PROBLEM TO WORK ON
Check each line of the material, and show the ones that include the word "info".

------

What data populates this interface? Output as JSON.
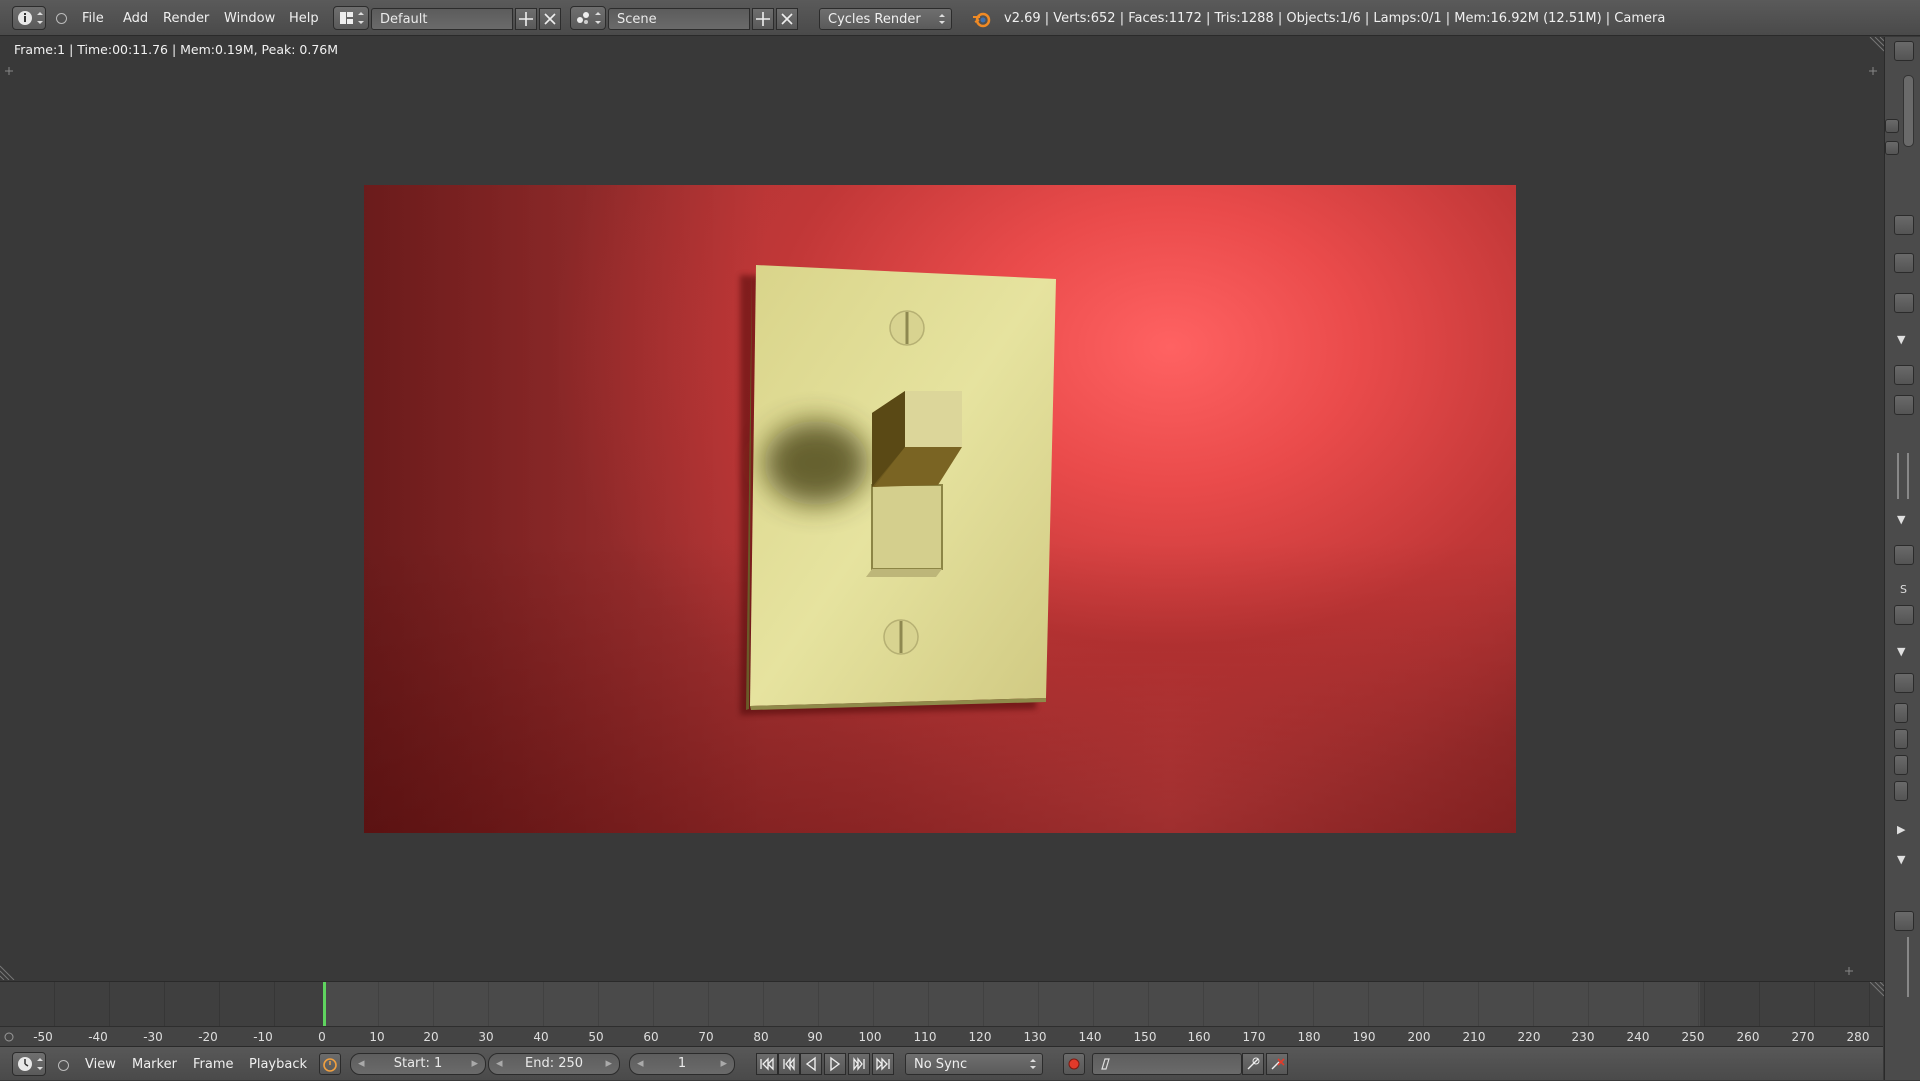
{
  "header": {
    "editor_type_icon": "info-icon",
    "menus": [
      "File",
      "Add",
      "Render",
      "Window",
      "Help"
    ],
    "screen_layout": "Default",
    "scene": "Scene",
    "render_engine": "Cycles Render",
    "info": "v2.69 | Verts:652 | Faces:1172 | Tris:1288 | Objects:1/6 | Lamps:0/1 | Mem:16.92M (12.51M) | Camera"
  },
  "viewport": {
    "render_stats": "Frame:1 | Time:00:11.76 | Mem:0.19M, Peak: 0.76M"
  },
  "right_strip": {
    "label_s": "S"
  },
  "timeline": {
    "ruler_ticks": [
      "-50",
      "-40",
      "-30",
      "-20",
      "-10",
      "0",
      "10",
      "20",
      "30",
      "40",
      "50",
      "60",
      "70",
      "80",
      "90",
      "100",
      "110",
      "120",
      "130",
      "140",
      "150",
      "160",
      "170",
      "180",
      "190",
      "200",
      "210",
      "220",
      "230",
      "240",
      "250",
      "260",
      "270",
      "280"
    ],
    "current_frame_marker": 1
  },
  "bottom": {
    "menus": [
      "View",
      "Marker",
      "Frame",
      "Playback"
    ],
    "start": "Start: 1",
    "end": "End: 250",
    "current_frame": "1",
    "sync": "No Sync"
  },
  "colors": {
    "background": "#393939",
    "render_red": "#e04646",
    "switch_plate": "#e8e49a",
    "playhead": "#5fd45f",
    "record": "#e23a2a"
  }
}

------

ANSWER TO THE PROBLEM
    "editor_type_icon": "info-icon",
    "info": "v2.69 | Verts:652 | Faces:1172 | Tris:1288 | Objects:1/6 | Lamps:0/1 | Mem:16.92M (12.51M) | Camera"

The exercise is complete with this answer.